by office kind

Working from home: How to avoid a productivity slump

With over a year spent under Covid-19 conditions, with lockdowns coming and going (and then coming and going again), our workplace has seen a dramatic change of culture, influencing how we work, where we work and when we work. Many office-based workers are still working from home, either part time or full time, and the effects of this new situation on our productivity and work-life balance have been stark to see. To help you on this journey to homeworker harmony, we’ve written this short guide containing tips and tricks to keep you productive and focused.

A Zoom a day keeps the brain fog away

Video conference software such as Zoom and Microsoft Teams have taken the world by storm, allowing teams and colleagues to emulate a face-to-face discussion from the comfort of their study, living room or bedroom – just make sure you’re out of your pyjamas if you’re using a camera! Having a daily conference with your staff or team is great because it allows for an agenda to be set, outline any key focuses for the group and for junior members to ask for guidance on specific things. These calls can also work well at the end of the day as a way of winding down the workday – offering a space for people to debrief and have some social chatter that they would otherwise miss when working in the office. You can even include furloughed staff in on this call as a way of keeping them in the loop, providing them with business updates and putting them at ease whilst they are out of action.

Homeworker blues

Perhaps the biggest pitfall working from home has on people is the sudden and unavoidable mix of home and work life. This can have adverse effects on concentration, with home chores and responsibilities interrupting the workday, background sounds like pets or children disrupting your focus, and temptations such as gadgets being more ever present. Furthermore, there have been case studies showing a profound psychological effect on some home workers, particularly more extraverted people and people living alone, where a lack of socialisation can severely impact one’s mental health.

To try and accommodate to this new working environment, encourage members of staff to talk with and set clear boundaries with their families, or to reduce noise at certain parts of the day. You should also encourage them to take breaks away from the room they work in, for example, to sit in the garden during lunch so that there is still that physical distance between their work environment and personal environment. If you’re looking for inspiration on how to take a break from your home office, check out this article here

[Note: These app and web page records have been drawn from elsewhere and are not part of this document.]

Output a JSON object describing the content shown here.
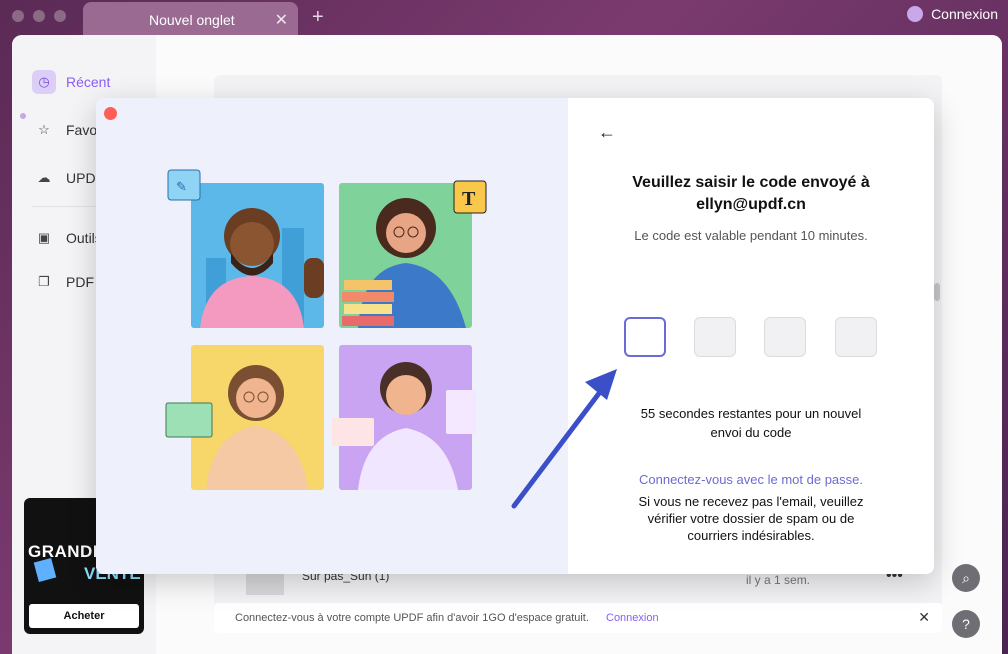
{
  "browser": {
    "tab_title": "Nouvel onglet",
    "login_label": "Connexion"
  },
  "sidebar": {
    "items": [
      {
        "label": "Récent"
      },
      {
        "label": "Favor"
      },
      {
        "label": "UPDF"
      },
      {
        "label": "Outils"
      },
      {
        "label": "PDF e"
      }
    ]
  },
  "promo": {
    "line1": "GRANDE",
    "line2": "VENTE",
    "buy_label": "Acheter"
  },
  "file_row": {
    "name": "Sur pas_Sun (1)",
    "time": "il y a 1 sem."
  },
  "bottom_bar": {
    "message": "Connectez-vous à votre compte UPDF afin d'avoir 1GO d'espace gratuit.",
    "link": "Connexion"
  },
  "modal": {
    "title_line1": "Veuillez saisir le code envoyé à",
    "title_line2": "ellyn@updf.cn",
    "subtitle": "Le code est valable pendant 10 minutes.",
    "code_boxes": [
      "",
      "",
      "",
      ""
    ],
    "timer_text": "55 secondes restantes pour un nouvel envoi du code",
    "password_link": "Connectez-vous avec le mot de passe.",
    "spam_text": "Si vous ne recevez pas l'email, veuillez vérifier votre dossier de spam ou de courriers indésirables."
  },
  "colors": {
    "accent": "#8b5cf6",
    "link": "#6b6bd6",
    "arrow": "#3b4fc9"
  }
}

Finally, you should always ask how they are doing, like you would at the office, as due to distance-working it becomes harder to spot when someone is in a bad mood or otherwise occupied with mental worries. Finally you should make sure that staff working from home have all of the equipment they need to work effectively, this could mean providing devices such as laptops, or stationery that they may need topped up. For guidance on home-working essentials, check out the article we wrote on this topic here